### WHAT YOU WILL DO:
Any image in the records should be left out; output everything else exactly.

### DATA SHOWN:
# # # # # # #
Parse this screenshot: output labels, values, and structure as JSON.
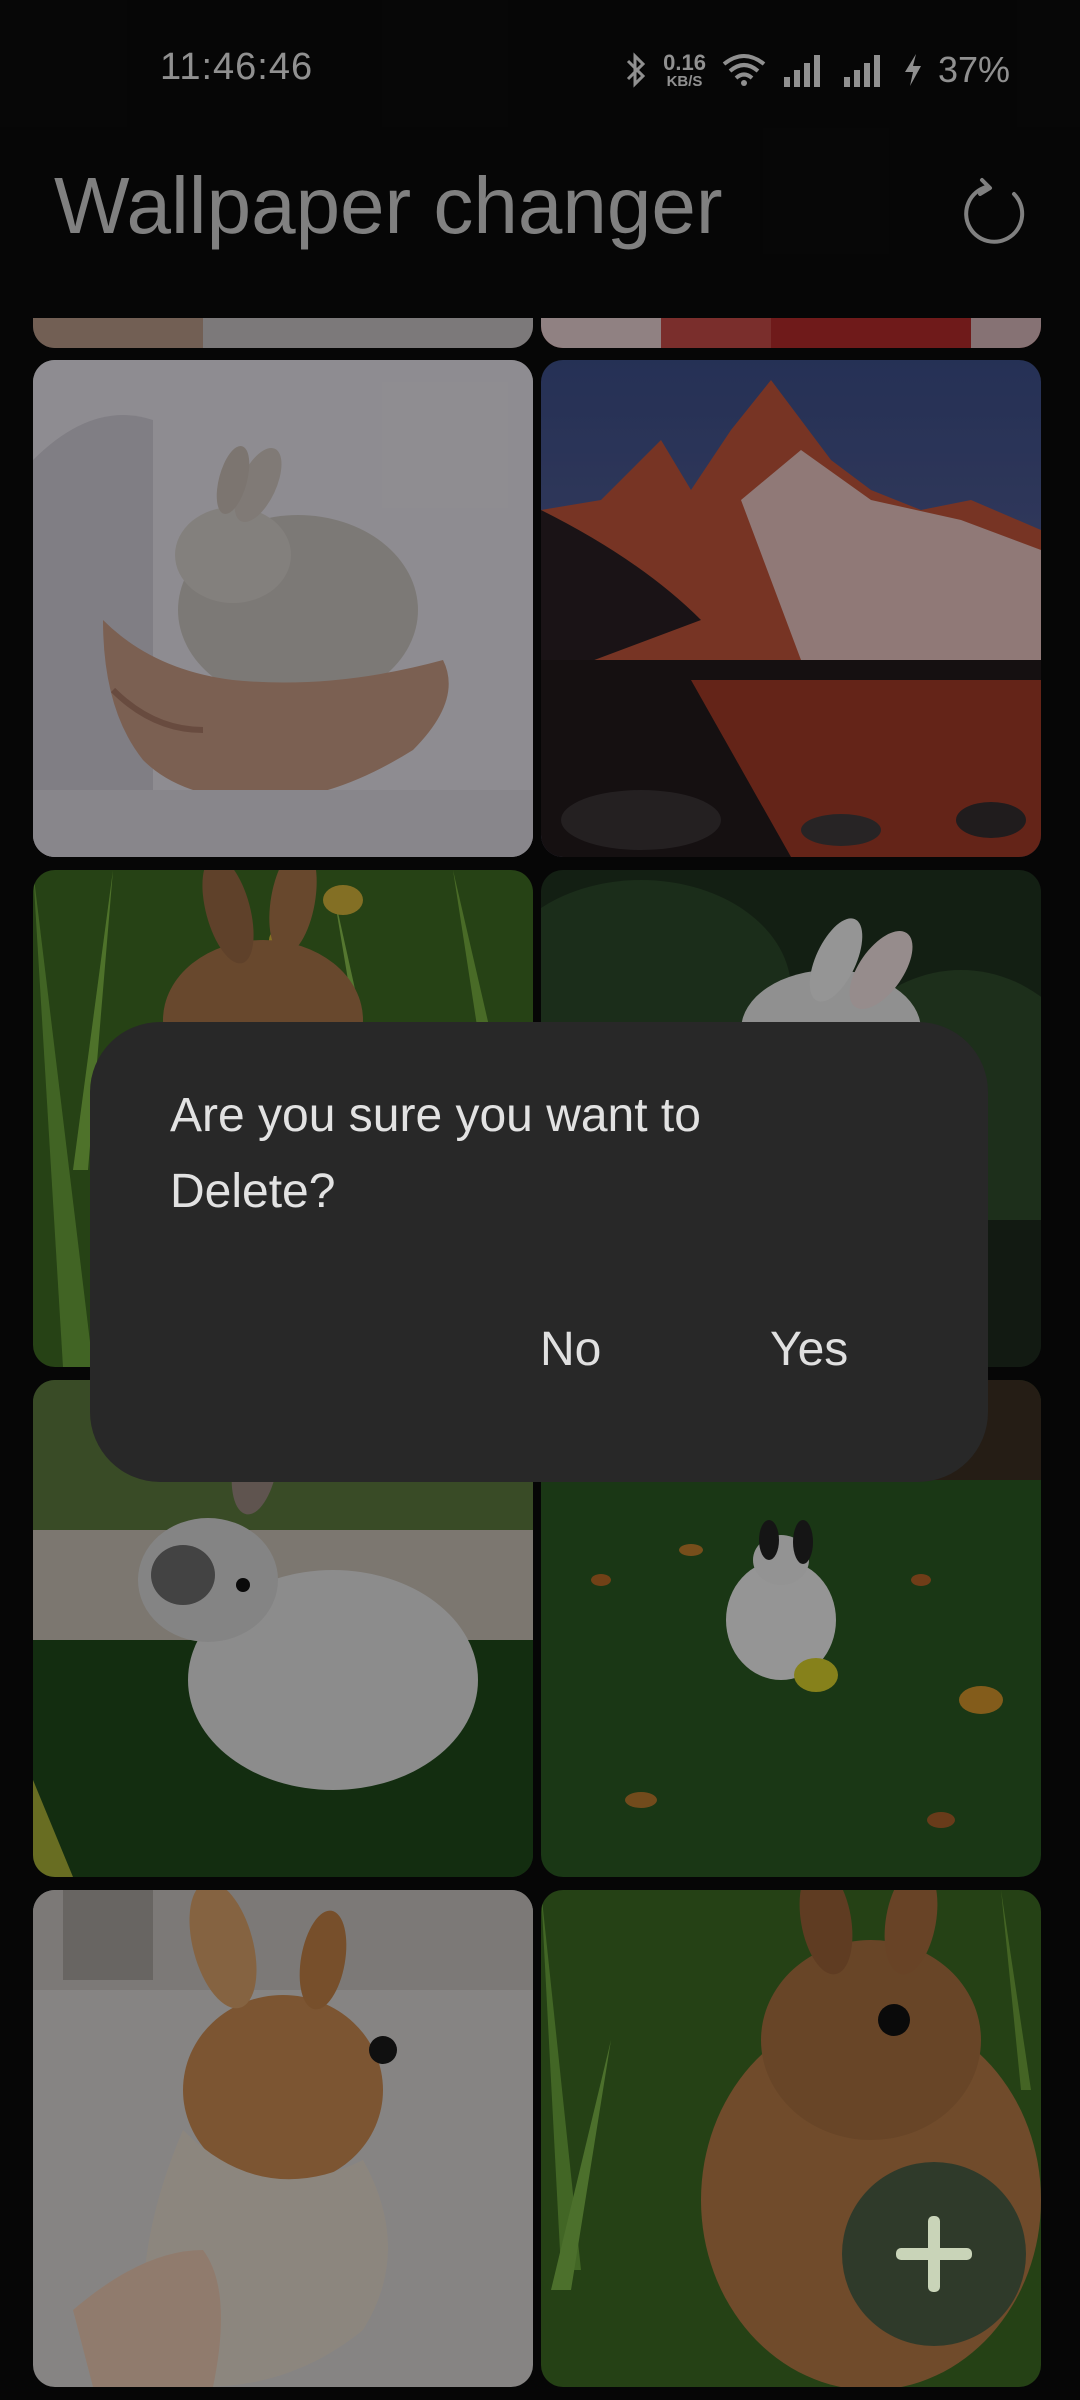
{
  "status_bar": {
    "time": "11:46:46",
    "net_speed_value": "0.16",
    "net_speed_unit": "KB/S",
    "battery": "37%"
  },
  "app_bar": {
    "title": "Wallpaper changer",
    "refresh_icon": "refresh-icon"
  },
  "grid": {
    "images": [
      "partial-top-left",
      "partial-top-right",
      "bunny-held-in-hand",
      "red-mountain-lake",
      "bunny-in-grass-peeking",
      "bunny-forest-ears",
      "white-grey-bunny-on-lawn",
      "white-bunny-leaves",
      "bunny-held-close",
      "brown-bunny-grass"
    ]
  },
  "dialog": {
    "message": "Are you sure you want to Delete?",
    "no_label": "No",
    "yes_label": "Yes"
  },
  "fab": {
    "icon": "plus-icon"
  },
  "colors": {
    "background": "#0b0b0b",
    "dialog": "#282828",
    "fab": "#2f3a2a"
  }
}
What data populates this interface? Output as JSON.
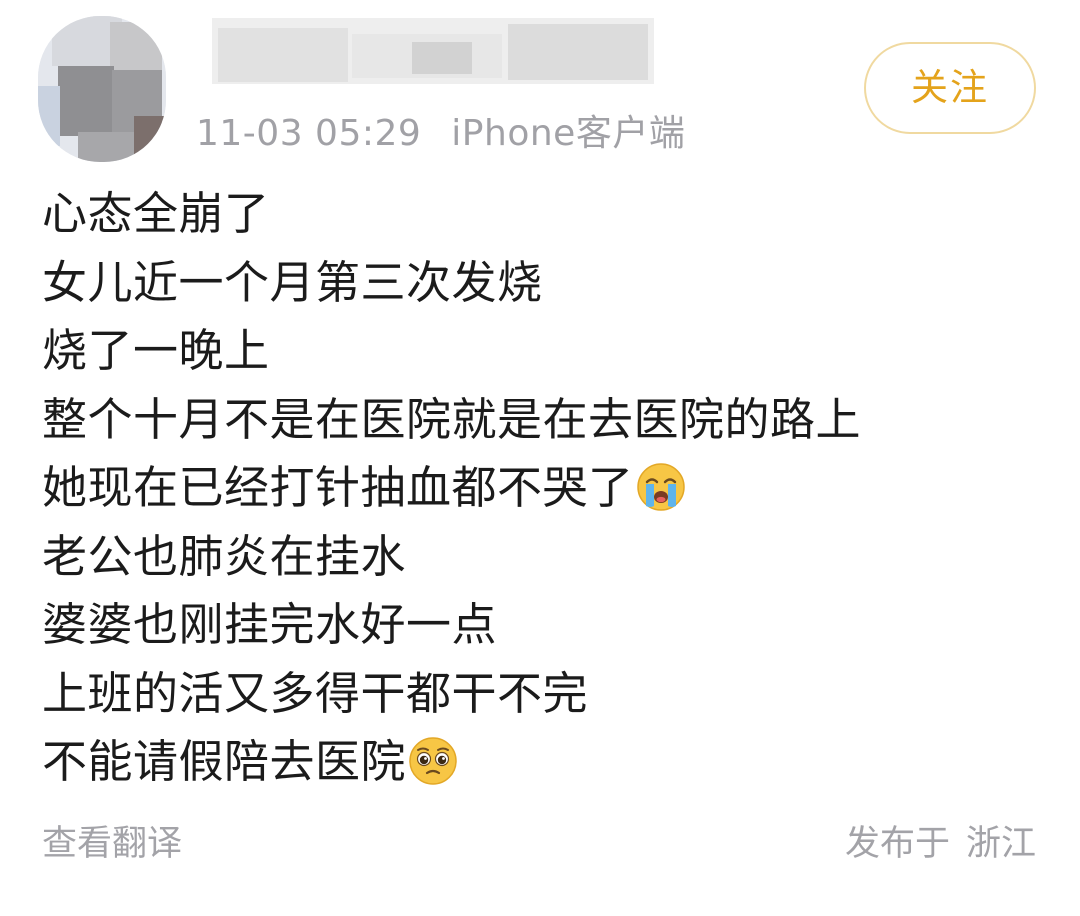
{
  "header": {
    "timestamp": "11-03 05:29",
    "client": "iPhone客户端",
    "follow_label": "关注"
  },
  "post": {
    "lines": [
      {
        "text": "心态全崩了",
        "emoji": ""
      },
      {
        "text": "女儿近一个月第三次发烧",
        "emoji": ""
      },
      {
        "text": "烧了一晚上",
        "emoji": ""
      },
      {
        "text": "整个十月不是在医院就是在去医院的路上",
        "emoji": ""
      },
      {
        "text": "她现在已经打针抽血都不哭了",
        "emoji": "loudly-crying-face-icon"
      },
      {
        "text": "老公也肺炎在挂水",
        "emoji": ""
      },
      {
        "text": "婆婆也刚挂完水好一点",
        "emoji": ""
      },
      {
        "text": "上班的活又多得干都干不完",
        "emoji": ""
      },
      {
        "text": "不能请假陪去医院",
        "emoji": "pleading-face-icon"
      }
    ]
  },
  "footer": {
    "translate_label": "查看翻译",
    "published_prefix": "发布于",
    "location": "浙江"
  },
  "colors": {
    "follow_accent": "#e4a31b",
    "follow_border": "#f0d9a0",
    "meta_gray": "#a1a1a6",
    "body_text": "#1b1b1b"
  }
}
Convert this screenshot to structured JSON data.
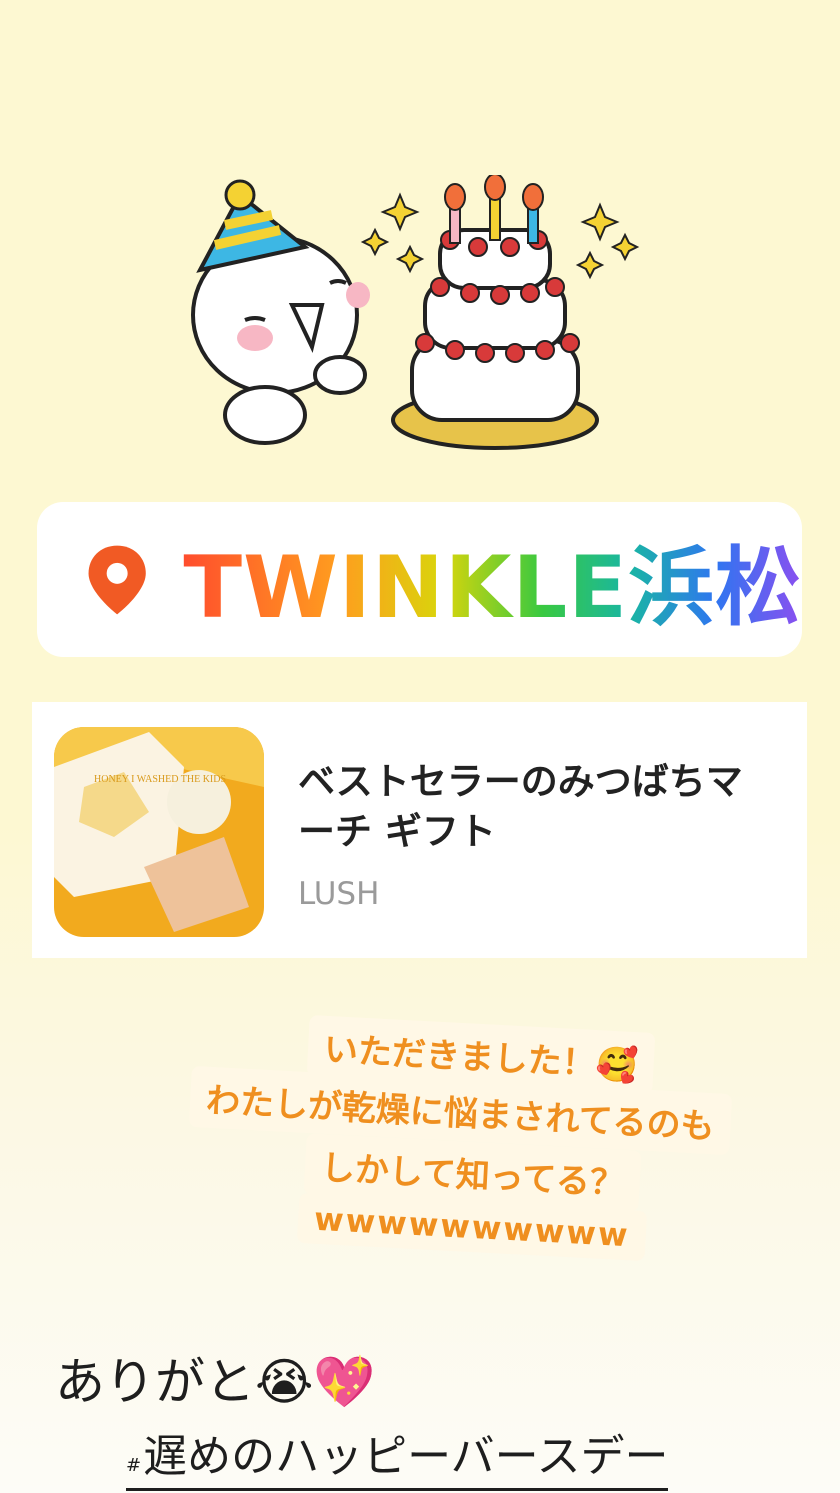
{
  "location": {
    "label": "TWINKLE浜松",
    "pin_color": "#f15a24"
  },
  "product": {
    "title": "ベストセラーのみつばちマーチ ギフト",
    "brand": "LUSH",
    "image_text": "HONEY I WASHED THE KIDS"
  },
  "caption": {
    "lines": [
      "いただきました！🥰",
      "わたしが乾燥に悩まされてるのも",
      "しかして知ってる？",
      "wwwwwwwwww"
    ],
    "color": "#ef8f1f"
  },
  "thanks": "ありがと😭💖",
  "hashtag": {
    "mark": "#",
    "text": "遅めのハッピーバースデー"
  }
}
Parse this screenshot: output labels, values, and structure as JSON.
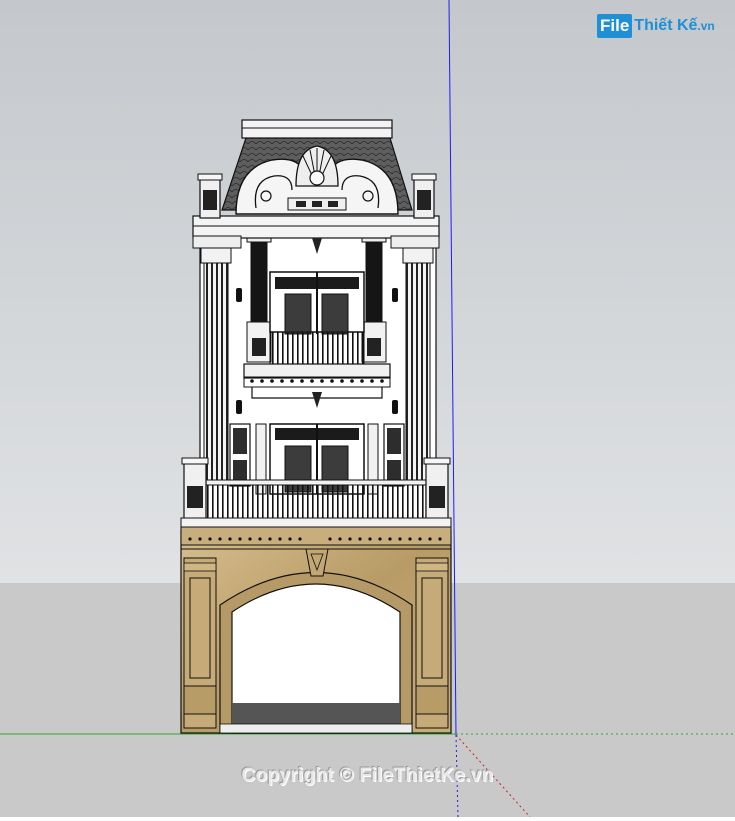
{
  "app": {
    "name": "SketchUp model view"
  },
  "watermark": {
    "logo_box": "File",
    "logo_rest": "Thiết Kế",
    "logo_tld": ".vn",
    "copyright": "Copyright © FileThietKe.vn"
  },
  "scene": {
    "sky_color": "#d2d5d8",
    "ground_color": "#c9c9c9",
    "axis_blue": "#1c1cff",
    "axis_green": "#2fa52f",
    "axis_red": "#d42020",
    "building_wall": "#ffffff",
    "roof_color": "#5b5b5b",
    "stone_color": "#c4a874",
    "ink": "#111111"
  }
}
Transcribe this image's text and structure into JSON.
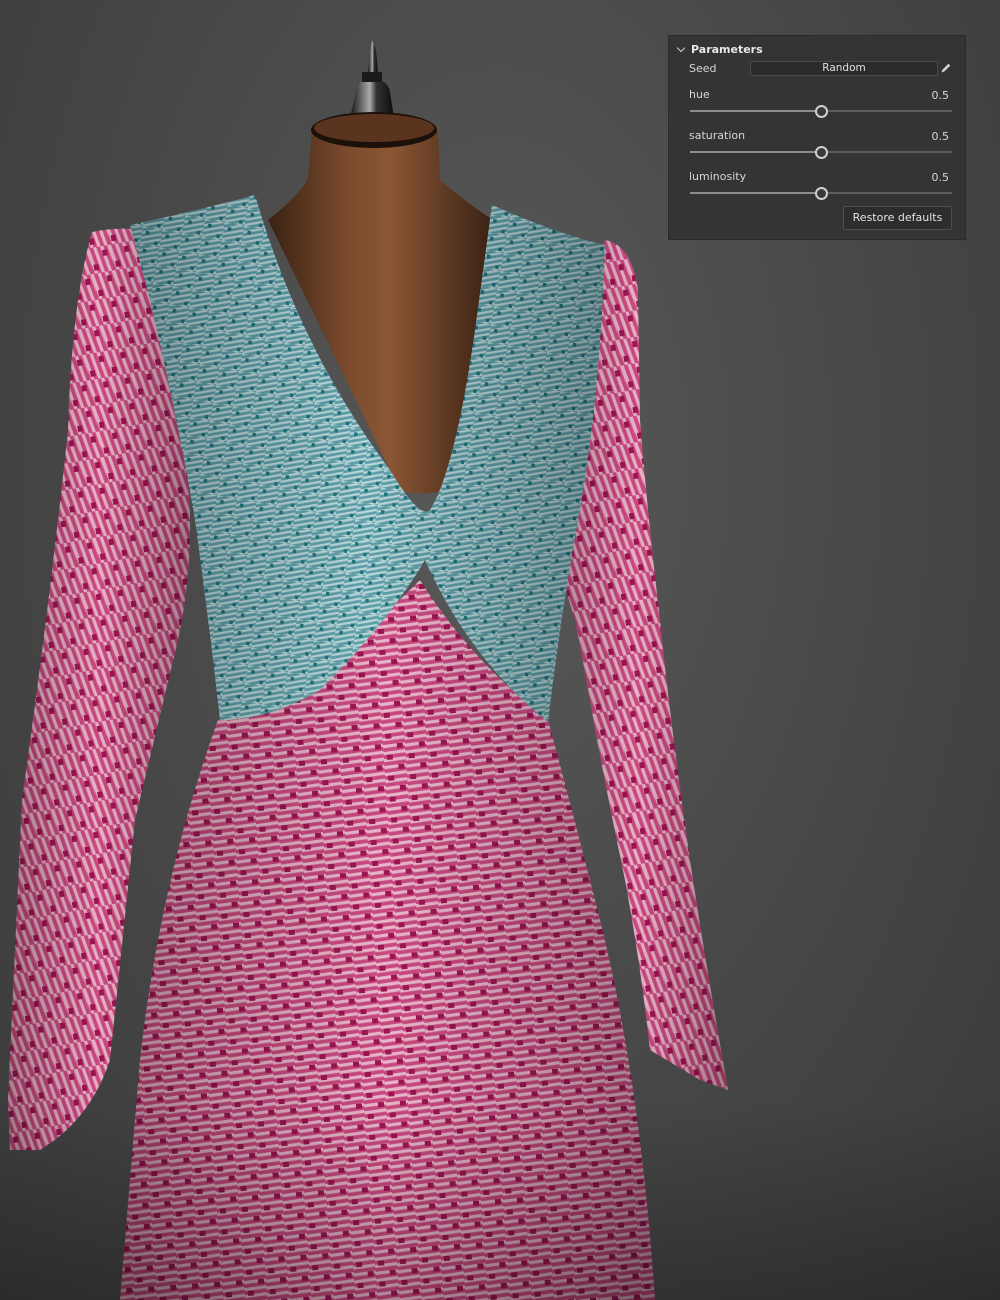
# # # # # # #
### EXPECTED ANSWER:
Parse this screenshot: output labels, values, and structure as JSON.
{
  "status_bar": {
    "time": "11:46:46",
    "net_speed_value": "0.16",
    "net_speed_unit": "KB/S",
    "battery": "37%"
  },
  "app_bar": {
    "title": "Wallpaper changer",
    "refresh_icon": "refresh-icon"
  },
  "grid": {
    "images": [
      "partial-top-left",
      "partial-top-right",
      "bunny-held-in-hand",
      "red-mountain-lake",
      "bunny-in-grass-peeking",
      "bunny-forest-ears",
      "white-grey-bunny-on-lawn",
      "white-bunny-leaves",
      "bunny-held-close",
      "brown-bunny-grass"
    ]
  },
  "dialog": {
    "message": "Are you sure you want to Delete?",
    "no_label": "No",
    "yes_label": "Yes"
  },
  "fab": {
    "icon": "plus-icon"
  },
  "colors": {
    "background": "#0b0b0b",
    "dialog": "#282828",
    "fab": "#2f3a2a"
  }
}
What data populates this interface? Output as JSON.
{
  "header": {
    "timestamp": "11-03 05:29",
    "client": "iPhone客户端",
    "follow_label": "关注"
  },
  "post": {
    "lines": [
      {
        "text": "心态全崩了",
        "emoji": ""
      },
      {
        "text": "女儿近一个月第三次发烧",
        "emoji": ""
      },
      {
        "text": "烧了一晚上",
        "emoji": ""
      },
      {
        "text": "整个十月不是在医院就是在去医院的路上",
        "emoji": ""
      },
      {
        "text": "她现在已经打针抽血都不哭了",
        "emoji": "loudly-crying-face-icon"
      },
      {
        "text": "老公也肺炎在挂水",
        "emoji": ""
      },
      {
        "text": "婆婆也刚挂完水好一点",
        "emoji": ""
      },
      {
        "text": "上班的活又多得干都干不完",
        "emoji": ""
      },
      {
        "text": "不能请假陪去医院",
        "emoji": "pleading-face-icon"
      }
    ]
  },
  "footer": {
    "translate_label": "查看翻译",
    "published_prefix": "发布于",
    "location": "浙江"
  },
  "colors": {
    "follow_accent": "#e4a31b",
    "follow_border": "#f0d9a0",
    "meta_gray": "#a1a1a6",
    "body_text": "#1b1b1b"
  }
}
Convert this screenshot to structured JSON data.
{
  "location": {
    "label": "TWINKLE浜松",
    "pin_color": "#f15a24"
  },
  "product": {
    "title": "ベストセラーのみつばちマーチ ギフト",
    "brand": "LUSH",
    "image_text": "HONEY I WASHED THE KIDS"
  },
  "caption": {
    "lines": [
      "いただきました！🥰",
      "わたしが乾燥に悩まされてるのも",
      "しかして知ってる？",
      "wwwwwwwwww"
    ],
    "color": "#ef8f1f"
  },
  "thanks": "ありがと😭💖",
  "hashtag": {
    "mark": "#",
    "text": "遅めのハッピーバースデー"
  }
}
Parse this screenshot: output labels, values, and structure as JSON.
{
  "app": {
    "name": "SketchUp model view"
  },
  "watermark": {
    "logo_box": "File",
    "logo_rest": "Thiết Kế",
    "logo_tld": ".vn",
    "copyright": "Copyright © FileThietKe.vn"
  },
  "scene": {
    "sky_color": "#d2d5d8",
    "ground_color": "#c9c9c9",
    "axis_blue": "#1c1cff",
    "axis_green": "#2fa52f",
    "axis_red": "#d42020",
    "building_wall": "#ffffff",
    "roof_color": "#5b5b5b",
    "stone_color": "#c4a874",
    "ink": "#111111"
  }
}
Transcribe this image's text and structure into JSON.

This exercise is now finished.